Dengue-fever-carrying insects are identified within fractions of a second (By Central News Agency)

TAIPEI (Taiwan News) — The National Health Research Institutes (NHRI) have developed a new high-tech mosquito trap that can potentially curb the progression of virus epidemics.

CNA reports NHRI have spent a year and a half developing what they call a “smart” mosquito trap. The trap can detect whether or not a mosquito carries dengue fever within 0.07 seconds of its capture and could be used to identify areas at high risk of an epidemic.

The institutes held a press conference yesterday (Jan. 5) in which they shared the results of their latest research on the prevention and control of mosquito-borne illnesses.

During an interview at the conference, NHRI biomedical engineer Liao Lun-de (廖倫德) said crucial research has been carried out over recent years on the dissemination of contagious diseases like dengue fever and zika, with particular focus on carrier mosquitos.

Prior to now, mosquito traps have focused on eradicating the pest without identifying its species or virus-carrying capacity, he commented.

The new mosquito trap combines photoelectric sensors and artificial intelligence technology to identify the unique flying patterns of different mosquitos by using what the institutes dub a kind of “facial-recognition” technology.

Liao said once a mosquito flies into the trap, sensors trigger cameras that capture 10,800 images of the insect, which are used to determine whether it is of a common, harmless variety or a more dangerous, disease-carrying species.

The technology identifies mosquito species with 90 percent accuracy. The cost of each unit is between NT$2000 and NT$4000.

Liao explained that most mosquito traps use sticky paper that kills the insects upon landing and risks them becoming attached to other creatures such as roaches. The new trap contains (rather than kills) the insect so the blood it carries can be examined to see what kind of creature it has bitten, and whether or not it carries disease.
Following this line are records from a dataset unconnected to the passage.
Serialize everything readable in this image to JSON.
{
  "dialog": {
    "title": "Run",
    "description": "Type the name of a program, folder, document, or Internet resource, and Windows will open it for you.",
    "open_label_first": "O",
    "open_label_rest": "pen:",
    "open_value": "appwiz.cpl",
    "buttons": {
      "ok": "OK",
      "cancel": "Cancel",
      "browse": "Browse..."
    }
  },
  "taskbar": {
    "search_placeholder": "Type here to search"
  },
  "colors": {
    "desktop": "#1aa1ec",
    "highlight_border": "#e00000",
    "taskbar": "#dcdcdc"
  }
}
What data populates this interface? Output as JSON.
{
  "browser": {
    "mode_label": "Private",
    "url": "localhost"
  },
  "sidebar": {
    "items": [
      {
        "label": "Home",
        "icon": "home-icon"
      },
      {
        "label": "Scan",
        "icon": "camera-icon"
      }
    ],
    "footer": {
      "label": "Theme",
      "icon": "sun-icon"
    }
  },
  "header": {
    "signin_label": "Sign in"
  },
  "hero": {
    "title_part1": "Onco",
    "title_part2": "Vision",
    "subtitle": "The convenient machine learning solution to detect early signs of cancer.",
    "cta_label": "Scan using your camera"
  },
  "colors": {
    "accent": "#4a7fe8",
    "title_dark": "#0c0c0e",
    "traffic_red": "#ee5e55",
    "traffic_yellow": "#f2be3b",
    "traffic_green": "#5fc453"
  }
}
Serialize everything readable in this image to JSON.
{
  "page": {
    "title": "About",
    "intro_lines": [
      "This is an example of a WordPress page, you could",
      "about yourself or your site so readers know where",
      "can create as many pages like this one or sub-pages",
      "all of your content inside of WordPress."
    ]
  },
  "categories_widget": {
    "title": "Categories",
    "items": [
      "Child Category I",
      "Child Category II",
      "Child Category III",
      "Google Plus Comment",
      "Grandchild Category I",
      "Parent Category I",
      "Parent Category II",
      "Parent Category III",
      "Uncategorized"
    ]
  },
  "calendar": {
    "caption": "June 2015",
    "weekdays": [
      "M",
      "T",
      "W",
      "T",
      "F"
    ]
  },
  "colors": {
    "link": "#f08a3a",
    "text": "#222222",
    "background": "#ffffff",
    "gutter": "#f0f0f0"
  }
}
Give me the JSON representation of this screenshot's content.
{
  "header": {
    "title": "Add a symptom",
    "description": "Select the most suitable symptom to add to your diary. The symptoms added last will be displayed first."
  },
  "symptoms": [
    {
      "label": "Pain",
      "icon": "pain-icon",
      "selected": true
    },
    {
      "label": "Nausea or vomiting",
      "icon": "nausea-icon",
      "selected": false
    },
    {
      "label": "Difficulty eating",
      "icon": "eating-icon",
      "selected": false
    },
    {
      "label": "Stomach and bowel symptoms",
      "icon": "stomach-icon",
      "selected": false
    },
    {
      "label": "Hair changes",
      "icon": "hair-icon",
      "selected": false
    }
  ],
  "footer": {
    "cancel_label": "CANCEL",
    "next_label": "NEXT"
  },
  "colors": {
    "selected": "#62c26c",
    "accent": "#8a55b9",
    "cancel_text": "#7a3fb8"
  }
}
Data collected from trapped mosquitos is uploaded to a system, Liao disclosed, and can be used in combination with GIS technology to predict high-risk areas. This will help enable frontline epidemic prevention units initiate preventative measures to curb the risk of diseases spreading.